**Input records:**
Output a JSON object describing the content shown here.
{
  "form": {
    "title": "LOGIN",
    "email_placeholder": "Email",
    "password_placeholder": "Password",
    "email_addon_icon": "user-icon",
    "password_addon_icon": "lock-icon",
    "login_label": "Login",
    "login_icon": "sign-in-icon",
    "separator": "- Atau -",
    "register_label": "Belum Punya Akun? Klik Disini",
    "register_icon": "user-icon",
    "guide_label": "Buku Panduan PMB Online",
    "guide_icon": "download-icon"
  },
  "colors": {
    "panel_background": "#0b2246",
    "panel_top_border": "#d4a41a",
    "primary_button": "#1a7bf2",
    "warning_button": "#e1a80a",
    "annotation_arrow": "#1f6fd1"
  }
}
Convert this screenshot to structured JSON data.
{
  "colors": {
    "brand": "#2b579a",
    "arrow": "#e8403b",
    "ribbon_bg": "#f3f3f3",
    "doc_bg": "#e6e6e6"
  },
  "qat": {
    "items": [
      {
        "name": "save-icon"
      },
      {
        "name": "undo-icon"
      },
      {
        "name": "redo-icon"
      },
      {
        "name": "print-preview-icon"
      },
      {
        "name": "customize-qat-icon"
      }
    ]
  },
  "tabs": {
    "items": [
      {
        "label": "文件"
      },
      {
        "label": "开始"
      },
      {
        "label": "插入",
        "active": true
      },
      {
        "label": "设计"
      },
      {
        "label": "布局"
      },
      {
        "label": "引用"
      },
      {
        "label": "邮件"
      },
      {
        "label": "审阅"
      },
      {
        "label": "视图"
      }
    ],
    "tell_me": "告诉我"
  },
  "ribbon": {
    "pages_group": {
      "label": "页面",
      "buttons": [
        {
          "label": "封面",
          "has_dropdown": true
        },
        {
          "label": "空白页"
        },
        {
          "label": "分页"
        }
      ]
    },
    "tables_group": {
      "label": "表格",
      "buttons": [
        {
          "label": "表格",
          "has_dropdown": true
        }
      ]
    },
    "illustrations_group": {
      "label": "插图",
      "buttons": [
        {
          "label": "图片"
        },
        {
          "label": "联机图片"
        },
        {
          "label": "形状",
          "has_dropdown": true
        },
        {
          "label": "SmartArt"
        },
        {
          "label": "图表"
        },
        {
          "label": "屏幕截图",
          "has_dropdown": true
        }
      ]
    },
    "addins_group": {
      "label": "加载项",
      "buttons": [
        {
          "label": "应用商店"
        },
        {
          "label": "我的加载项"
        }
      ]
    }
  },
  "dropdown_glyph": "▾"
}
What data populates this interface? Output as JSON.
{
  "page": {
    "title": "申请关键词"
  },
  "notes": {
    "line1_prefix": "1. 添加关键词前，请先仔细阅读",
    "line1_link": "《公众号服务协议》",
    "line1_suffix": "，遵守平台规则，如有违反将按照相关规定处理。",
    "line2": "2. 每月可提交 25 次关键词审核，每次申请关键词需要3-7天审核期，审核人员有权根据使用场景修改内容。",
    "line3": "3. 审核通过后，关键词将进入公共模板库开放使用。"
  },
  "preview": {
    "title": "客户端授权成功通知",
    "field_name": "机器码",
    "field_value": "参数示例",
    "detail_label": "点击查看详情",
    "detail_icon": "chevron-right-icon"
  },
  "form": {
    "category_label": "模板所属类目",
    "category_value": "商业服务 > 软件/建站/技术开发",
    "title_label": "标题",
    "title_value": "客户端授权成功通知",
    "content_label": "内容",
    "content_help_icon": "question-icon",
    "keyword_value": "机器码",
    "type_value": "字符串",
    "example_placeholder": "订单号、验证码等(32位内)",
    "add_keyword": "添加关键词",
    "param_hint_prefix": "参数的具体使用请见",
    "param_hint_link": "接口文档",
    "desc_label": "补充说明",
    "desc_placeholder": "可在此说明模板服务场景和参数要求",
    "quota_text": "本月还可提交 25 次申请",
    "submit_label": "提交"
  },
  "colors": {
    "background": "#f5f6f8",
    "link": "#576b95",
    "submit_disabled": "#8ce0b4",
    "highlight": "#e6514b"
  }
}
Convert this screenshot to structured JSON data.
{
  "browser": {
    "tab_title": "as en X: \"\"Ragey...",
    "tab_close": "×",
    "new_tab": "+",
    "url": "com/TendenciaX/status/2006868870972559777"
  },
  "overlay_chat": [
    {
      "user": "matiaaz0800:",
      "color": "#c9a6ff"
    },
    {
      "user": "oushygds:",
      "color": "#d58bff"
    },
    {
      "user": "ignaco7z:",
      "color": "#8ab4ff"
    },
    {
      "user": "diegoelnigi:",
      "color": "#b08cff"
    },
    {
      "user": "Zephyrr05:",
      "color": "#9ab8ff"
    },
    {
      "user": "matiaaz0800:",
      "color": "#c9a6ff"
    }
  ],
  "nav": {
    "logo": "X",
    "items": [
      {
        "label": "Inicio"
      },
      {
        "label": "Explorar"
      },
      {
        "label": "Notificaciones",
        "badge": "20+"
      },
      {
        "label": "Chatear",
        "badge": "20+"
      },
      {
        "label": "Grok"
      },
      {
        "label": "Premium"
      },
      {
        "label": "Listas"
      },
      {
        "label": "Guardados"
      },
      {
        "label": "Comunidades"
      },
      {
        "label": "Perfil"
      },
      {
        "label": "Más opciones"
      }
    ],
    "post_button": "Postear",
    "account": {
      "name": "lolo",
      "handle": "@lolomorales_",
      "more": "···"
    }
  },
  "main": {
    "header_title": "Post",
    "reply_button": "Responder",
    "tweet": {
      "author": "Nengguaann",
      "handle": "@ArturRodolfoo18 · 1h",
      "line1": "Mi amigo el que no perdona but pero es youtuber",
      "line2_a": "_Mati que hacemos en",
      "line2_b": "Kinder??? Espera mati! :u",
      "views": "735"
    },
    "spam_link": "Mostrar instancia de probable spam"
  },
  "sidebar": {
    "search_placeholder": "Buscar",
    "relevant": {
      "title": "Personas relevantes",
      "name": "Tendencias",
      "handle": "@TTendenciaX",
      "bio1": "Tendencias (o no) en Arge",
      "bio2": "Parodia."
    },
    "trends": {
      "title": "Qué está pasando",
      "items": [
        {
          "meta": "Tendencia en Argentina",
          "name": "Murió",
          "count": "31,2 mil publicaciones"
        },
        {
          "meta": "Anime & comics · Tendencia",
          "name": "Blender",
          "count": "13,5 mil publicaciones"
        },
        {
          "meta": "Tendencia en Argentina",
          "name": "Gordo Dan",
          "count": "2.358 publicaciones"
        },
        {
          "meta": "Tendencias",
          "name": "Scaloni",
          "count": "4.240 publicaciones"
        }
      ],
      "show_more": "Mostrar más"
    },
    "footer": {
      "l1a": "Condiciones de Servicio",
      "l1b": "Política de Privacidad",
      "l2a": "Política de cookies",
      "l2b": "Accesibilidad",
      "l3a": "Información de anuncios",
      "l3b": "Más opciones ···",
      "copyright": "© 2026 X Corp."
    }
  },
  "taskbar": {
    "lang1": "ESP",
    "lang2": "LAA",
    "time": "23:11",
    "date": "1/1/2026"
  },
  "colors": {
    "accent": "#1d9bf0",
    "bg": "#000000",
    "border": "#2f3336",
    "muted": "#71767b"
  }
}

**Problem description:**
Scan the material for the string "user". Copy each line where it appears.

**Written response:**
    "email_addon_icon": "user-icon",
    "register_icon": "user-icon",
      "user": "matiaaz0800:",
      "user": "oushygds:",
      "user": "ignaco7z:",
      "user": "diegoelnigi:",
      "user": "Zephyrr05:",
      "user": "matiaaz0800:",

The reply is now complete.